[23] Based on the High Court decision in Briginshaw v Briginshaw (1938) 60 CLR 336
[24] Above n.15
[25] Loretta De Plevitz, “Briginshaw Standard of Proof in Anti-Discrimination Law: Pointing with a Wavering Finger” (2003) 27 Melbourne University Law Review 308. Cited by ACAT in Kovac v Australian Croatian Club Ltd [2014] ACAT 41
[26] Four Sons Pty Ltd v Sakchai Limsiripothong (2000) 98 IR 1, 8.
[27] [2015] NSWCATAD 27
[28] [2008] FCAFC 69 [at 55]
[29] [2015] NSWCATAD 27, [109]
[30] [2014] ACAT 41, [103]
[31] At 263.
[32] At page 6.
[33] See for example Sherritt Gordon Mines Ltd v FCT (1976) 10 ALR 441 at 455
[34] At 365
[35] [1998] 2 NZLR 218
[36] Ibid, 235
[37] (1996) 137 ALR 653
[38][1998] 2 NZLR 218, 240
[39] Applications nos. 48420/10, 59842/10, 51671/10 and 36516/10
[40] Ibid, [98]
[41] 2004 SCC 4, [31]
[42] [2011] VSCA 266, [48]
[43] Ibid, [48]
[44] Caripis v Victoria Police (Health and Privacy) [2012] VCAT 1472 at [98]-[99]
[45] [2013] VCAT 1869
[46] The Victorian Equal Opportunity and Human Rights Commission in its submission to the VCAT submitted that the Tribunal should have regard to the Respondent’s obligations as a public authority in determining whether there has been unfavourable treatment or a disadvantage to the Applicant, and whether the Respondent acted in a way that was ‘reasonable’ in accordance with its obligations under the EOA 2010 and EOA 1995.
[47] [2014] VSC 585
[48] Ibid, [39]
[49] In the most recent matter of RW v State of Victoria [2015] VCAT 266, VCAT further clarified that the Charter matters have to be raised as part of the discrimination proceedings.
[50] [2014] ACTSC 26 at paragraph 27
[51] (Residential Tenancies) [2015] ACAT 31
[52] This discussion is drawn from Katharine G. Young, Constituting Economic and Social Rights, 2012, Oxford University Press.
[53] See for example Commonwealth v Human Rights and Equal Opportunity Commission (1995) 63 FCR 74, 87 (Sheppard J)
[54] 2004 6 SA 505
[55] Which appears to be favoured by the US courts – see eg, City of Chicago v Shalala  [1999] USCA7 490; 189 F.3d 598 (7th Cir 1999). Essentially, the court only looked at the rational connection question, ie, if there was a rational connection between the government’s immigration policy and its welfare policy of encouraging the self-sufficiency of immigrants.
[56] At [67]
[57] At [59] and [62]
[58]  Bundesverfassungsgericht [BVerfG] [Federal Constitutional Court], 1 BVL 1/09, 1 BVL 3/09, 1 BVL 4/09 of 9 Feb. 2010 (Hartz IV).  English translation at: http://www.bverfg.de/entscheidungen/ls20100209_1bvl000109en.html.
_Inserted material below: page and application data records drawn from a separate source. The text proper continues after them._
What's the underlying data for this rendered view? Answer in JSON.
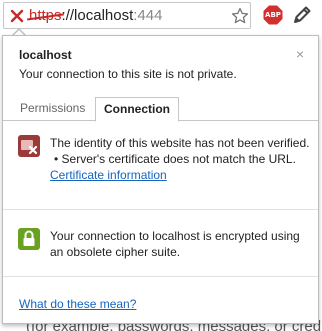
{
  "omnibox": {
    "scheme": "https",
    "separator": "://",
    "host": "localhost",
    "port": ":444",
    "lock_icon": "broken-lock-icon",
    "star_icon": "star-icon",
    "abp_icon": "adblock-plus-icon",
    "abp_label": "ABP",
    "pencil_icon": "pencil-icon"
  },
  "popup": {
    "site_name": "localhost",
    "site_status": "Your connection to this site is not private.",
    "close_label": "×",
    "tabs": [
      {
        "label": "Permissions",
        "selected": false
      },
      {
        "label": "Connection",
        "selected": true
      }
    ],
    "identity": {
      "icon": "identity-error-icon",
      "text": "The identity of this website has not been verified.",
      "bullet": "• Server's certificate does not match the URL.",
      "link": "Certificate information"
    },
    "encryption": {
      "icon": "encryption-lock-icon",
      "text": "Your connection to localhost is encrypted using an obsolete cipher suite."
    },
    "help_link": "What do these mean?"
  },
  "background": {
    "partial_text": "(for example, passwords, messages, or credit"
  },
  "colors": {
    "error_red": "#c62828",
    "link_blue": "#1565c0",
    "lock_green": "#6aa121",
    "identity_red": "#9c3a3a"
  }
}
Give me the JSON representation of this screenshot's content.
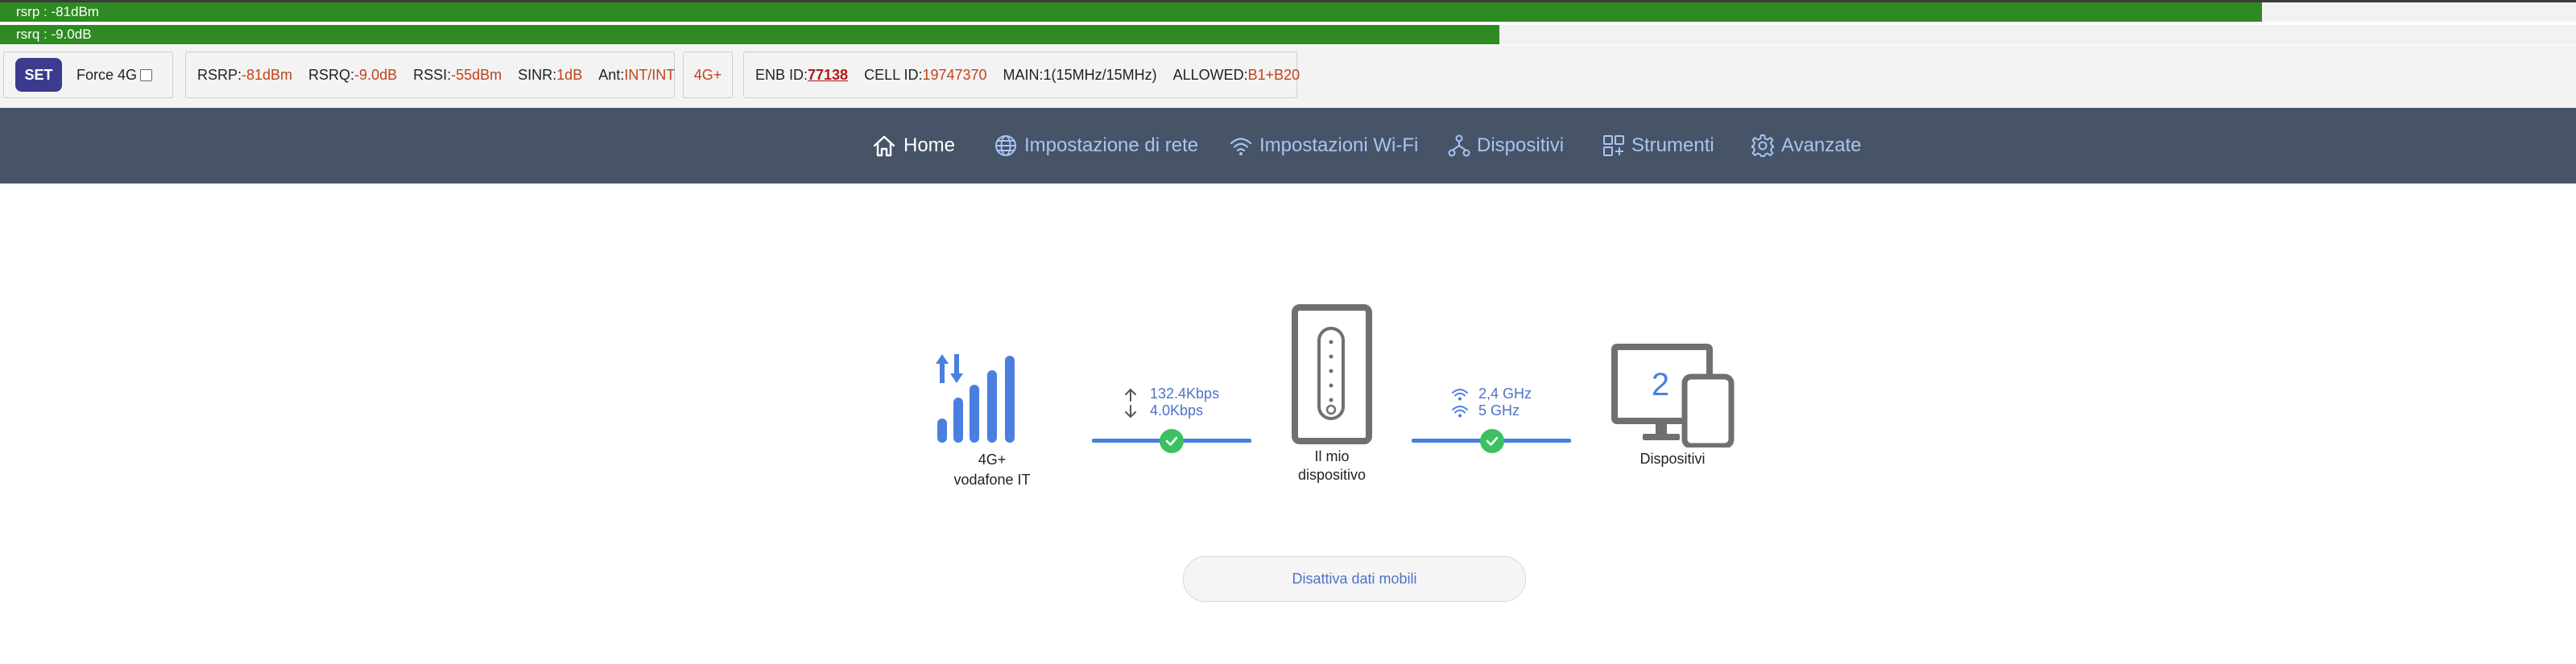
{
  "signal_bars": {
    "rsrp": {
      "label": "rsrp : -81dBm",
      "fill_fraction": 0.878,
      "color": "#2e8b22"
    },
    "rsrq": {
      "label": "rsrq : -9.0dB",
      "fill_fraction": 0.582,
      "color": "#2e8b22"
    }
  },
  "info": {
    "set_label": "SET",
    "force4g_label": "Force 4G",
    "rsrp_label": "RSRP:",
    "rsrp_value": "-81dBm",
    "rsrq_label": "RSRQ:",
    "rsrq_value": "-9.0dB",
    "rssi_label": "RSSI:",
    "rssi_value": "-55dBm",
    "sinr_label": "SINR:",
    "sinr_value": "1dB",
    "ant_label": "Ant:",
    "ant_value": "INT/INT",
    "network_type": "4G+",
    "enb_label": "ENB ID:",
    "enb_value": "77138",
    "cell_label": "CELL ID:",
    "cell_value": "19747370",
    "main_label": "MAIN:1(15MHz/15MHz)",
    "allowed_label": "ALLOWED:",
    "allowed_value": "B1+B20"
  },
  "nav": {
    "home": "Home",
    "network": "Impostazione di rete",
    "wifi": "Impostazioni Wi-Fi",
    "devices": "Dispositivi",
    "tools": "Strumenti",
    "advanced": "Avanzate"
  },
  "main": {
    "network_type": "4G+",
    "operator": "vodafone IT",
    "upload_speed": "132.4Kbps",
    "download_speed": "4.0Kbps",
    "router_label_line1": "Il mio",
    "router_label_line2": "dispositivo",
    "wifi_band1": "2,4 GHz",
    "wifi_band2": "5 GHz",
    "devices_count": "2",
    "devices_label": "Dispositivi",
    "mobile_data_button": "Disattiva dati mobili"
  },
  "colors": {
    "accent_blue": "#4a7fe0",
    "nav_bg": "#475467",
    "signal_green": "#2e8b22",
    "value_orange": "#c0441b",
    "check_green": "#3cc061"
  }
}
This discussion drawn from Lucy A Williams, ‘The Role of Courts in the Quantitative Implementation of Social and Economic Rights: A Comparative Study’, 3 Constitutional Court Review 2010 [South Africa] (2011) 141.
[59] See for example Kiefel J in Sharma v Legal Aid Queen [2001] FCA 1699, [60: ‘…statistical evidence may be able to convey something about the likelihood of people not being advanced because of factors such as race or gender.’
[60] See for example policies under the Corrections Management Act 2007
[61] Patrick’s Case [2011] VSC 327 at [311].
[62] At [185]
[63] Cora Chan, ‘The Burden of Proof Under the Human Rights Act’ (2014) 19:1 Judicial Review 46
[64] [2011] UKSC 45
[65] Ibid [44]
[66] This terminology was used in Momcilovic (2010) 25 VR 436 at [146], noting that this decision was subject to High Court appeal, although not on this point. See also Re an Application under the Major Crime (Investigative Powers) Act 2004 (2009) 24 VR 415 at [147] where Warren CJ suggested human rights are guaranteed unless the party seeking to limit them can justify the rights being limited according to the statutory criteria contained in s7(2) of the Charter, which is similar to s 28 of the HR Act.